Task directions
Output the full listing exactly, character for character.

Material for this task
╭──
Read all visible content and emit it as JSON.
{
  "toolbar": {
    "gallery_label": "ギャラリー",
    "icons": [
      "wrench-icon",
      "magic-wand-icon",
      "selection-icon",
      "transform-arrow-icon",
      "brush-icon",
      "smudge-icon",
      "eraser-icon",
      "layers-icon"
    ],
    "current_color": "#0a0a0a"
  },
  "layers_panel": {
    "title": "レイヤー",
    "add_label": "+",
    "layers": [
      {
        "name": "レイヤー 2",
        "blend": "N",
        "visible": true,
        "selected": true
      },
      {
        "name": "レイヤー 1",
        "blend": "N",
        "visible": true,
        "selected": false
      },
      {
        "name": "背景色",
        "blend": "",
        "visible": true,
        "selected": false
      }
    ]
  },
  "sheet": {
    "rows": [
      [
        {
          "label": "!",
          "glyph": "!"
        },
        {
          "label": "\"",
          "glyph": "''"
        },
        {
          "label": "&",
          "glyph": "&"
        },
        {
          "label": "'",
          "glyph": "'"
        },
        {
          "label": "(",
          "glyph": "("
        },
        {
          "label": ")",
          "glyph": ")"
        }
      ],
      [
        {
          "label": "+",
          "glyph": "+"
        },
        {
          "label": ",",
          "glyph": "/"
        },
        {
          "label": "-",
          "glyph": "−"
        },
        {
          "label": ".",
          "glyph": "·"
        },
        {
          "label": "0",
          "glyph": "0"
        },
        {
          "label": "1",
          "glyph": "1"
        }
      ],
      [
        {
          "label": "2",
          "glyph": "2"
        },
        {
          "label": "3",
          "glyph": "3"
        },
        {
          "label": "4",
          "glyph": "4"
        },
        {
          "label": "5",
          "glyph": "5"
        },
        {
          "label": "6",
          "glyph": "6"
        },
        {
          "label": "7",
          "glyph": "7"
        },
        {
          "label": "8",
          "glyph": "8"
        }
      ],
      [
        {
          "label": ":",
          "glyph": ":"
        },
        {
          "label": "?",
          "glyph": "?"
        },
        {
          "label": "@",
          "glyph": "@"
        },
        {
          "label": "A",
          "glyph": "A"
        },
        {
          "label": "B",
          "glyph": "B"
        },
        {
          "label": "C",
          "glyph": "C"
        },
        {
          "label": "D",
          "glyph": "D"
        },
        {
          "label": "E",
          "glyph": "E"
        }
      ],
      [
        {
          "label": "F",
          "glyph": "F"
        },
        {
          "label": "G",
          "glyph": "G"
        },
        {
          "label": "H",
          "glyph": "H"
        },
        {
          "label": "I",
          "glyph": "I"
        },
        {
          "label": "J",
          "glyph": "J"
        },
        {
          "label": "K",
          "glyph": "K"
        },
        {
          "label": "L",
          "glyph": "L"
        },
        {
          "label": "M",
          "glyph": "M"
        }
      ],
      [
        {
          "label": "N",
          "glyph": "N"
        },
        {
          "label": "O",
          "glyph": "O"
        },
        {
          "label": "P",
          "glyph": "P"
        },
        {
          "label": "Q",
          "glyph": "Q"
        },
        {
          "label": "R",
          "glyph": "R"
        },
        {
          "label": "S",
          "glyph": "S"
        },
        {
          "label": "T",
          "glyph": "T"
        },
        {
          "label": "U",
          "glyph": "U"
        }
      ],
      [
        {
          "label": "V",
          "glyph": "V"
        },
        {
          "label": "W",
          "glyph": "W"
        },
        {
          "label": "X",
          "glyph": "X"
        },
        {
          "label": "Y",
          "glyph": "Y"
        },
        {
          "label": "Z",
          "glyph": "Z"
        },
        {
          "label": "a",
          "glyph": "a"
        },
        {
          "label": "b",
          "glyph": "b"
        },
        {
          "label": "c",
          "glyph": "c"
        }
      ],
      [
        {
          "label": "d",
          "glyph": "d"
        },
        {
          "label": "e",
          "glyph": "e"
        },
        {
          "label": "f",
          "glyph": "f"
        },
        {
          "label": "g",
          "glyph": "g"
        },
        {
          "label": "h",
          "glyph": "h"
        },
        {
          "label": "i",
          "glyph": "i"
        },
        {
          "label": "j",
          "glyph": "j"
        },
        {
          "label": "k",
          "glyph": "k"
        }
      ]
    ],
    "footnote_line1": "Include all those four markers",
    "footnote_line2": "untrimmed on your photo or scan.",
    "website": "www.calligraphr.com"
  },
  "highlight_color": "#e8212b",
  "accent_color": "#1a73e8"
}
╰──
Solution for this problem
Read all visible content and emit it as JSON.
{
  "toolbar": {
    "gallery_label": "ギャラリー",
    "icons": [
      "wrench-icon",
      "magic-wand-icon",
      "selection-icon",
      "transform-arrow-icon",
      "brush-icon",
      "smudge-icon",
      "eraser-icon",
      "layers-icon"
    ],
    "current_color": "#0a0a0a"
  },
  "layers_panel": {
    "title": "レイヤー",
    "add_label": "+",
    "layers": [
      {
        "name": "レイヤー 2",
        "blend": "N",
        "visible": true,
        "selected": true
      },
      {
        "name": "レイヤー 1",
        "blend": "N",
        "visible": true,
        "selected": false
      },
      {
        "name": "背景色",
        "blend": "",
        "visible": true,
        "selected": false
      }
    ]
  },
  "sheet": {
    "rows": [
      [
        {
          "label": "!",
          "glyph": "!"
        },
        {
          "label": "\"",
          "glyph": "''"
        },
        {
          "label": "&",
          "glyph": "&"
        },
        {
          "label": "'",
          "glyph": "'"
        },
        {
          "label": "(",
          "glyph": "("
        },
        {
          "label": ")",
          "glyph": ")"
        }
      ],
      [
        {
          "label": "+",
          "glyph": "+"
        },
        {
          "label": ",",
          "glyph": "/"
        },
        {
          "label": "-",
          "glyph": "−"
        },
        {
          "label": ".",
          "glyph": "·"
        },
        {
          "label": "0",
          "glyph": "0"
        },
        {
          "label": "1",
          "glyph": "1"
        }
      ],
      [
        {
          "label": "2",
          "glyph": "2"
        },
        {
          "label": "3",
          "glyph": "3"
        },
        {
          "label": "4",
          "glyph": "4"
        },
        {
          "label": "5",
          "glyph": "5"
        },
        {
          "label": "6",
          "glyph": "6"
        },
        {
          "label": "7",
          "glyph": "7"
        },
        {
          "label": "8",
          "glyph": "8"
        }
      ],
      [
        {
          "label": ":",
          "glyph": ":"
        },
        {
          "label": "?",
          "glyph": "?"
        },
        {
          "label": "@",
          "glyph": "@"
        },
        {
          "label": "A",
          "glyph": "A"
        },
        {
          "label": "B",
          "glyph": "B"
        },
        {
          "label": "C",
          "glyph": "C"
        },
        {
          "label": "D",
          "glyph": "D"
        },
        {
          "label": "E",
          "glyph": "E"
        }
      ],
      [
        {
          "label": "F",
          "glyph": "F"
        },
        {
          "label": "G",
          "glyph": "G"
        },
        {
          "label": "H",
          "glyph": "H"
        },
        {
          "label": "I",
          "glyph": "I"
        },
        {
          "label": "J",
          "glyph": "J"
        },
        {
          "label": "K",
          "glyph": "K"
        },
        {
          "label": "L",
          "glyph": "L"
        },
        {
          "label": "M",
          "glyph": "M"
        }
      ],
      [
        {
          "label": "N",
          "glyph": "N"
        },
        {
          "label": "O",
          "glyph": "O"
        },
        {
          "label": "P",
          "glyph": "P"
        },
        {
          "label": "Q",
          "glyph": "Q"
        },
        {
          "label": "R",
          "glyph": "R"
        },
        {
          "label": "S",
          "glyph": "S"
        },
        {
          "label": "T",
          "glyph": "T"
        },
        {
          "label": "U",
          "glyph": "U"
        }
      ],
      [
        {
          "label": "V",
          "glyph": "V"
        },
        {
          "label": "W",
          "glyph": "W"
        },
        {
          "label": "X",
          "glyph": "X"
        },
        {
          "label": "Y",
          "glyph": "Y"
        },
        {
          "label": "Z",
          "glyph": "Z"
        },
        {
          "label": "a",
          "glyph": "a"
        },
        {
          "label": "b",
          "glyph": "b"
        },
        {
          "label": "c",
          "glyph": "c"
        }
      ],
      [
        {
          "label": "d",
          "glyph": "d"
        },
        {
          "label": "e",
          "glyph": "e"
        },
        {
          "label": "f",
          "glyph": "f"
        },
        {
          "label": "g",
          "glyph": "g"
        },
        {
          "label": "h",
          "glyph": "h"
        },
        {
          "label": "i",
          "glyph": "i"
        },
        {
          "label": "j",
          "glyph": "j"
        },
        {
          "label": "k",
          "glyph": "k"
        }
      ]
    ],
    "footnote_line1": "Include all those four markers",
    "footnote_line2": "untrimmed on your photo or scan.",
    "website": "www.calligraphr.com"
  },
  "highlight_color": "#e8212b",
  "accent_color": "#1a73e8"
}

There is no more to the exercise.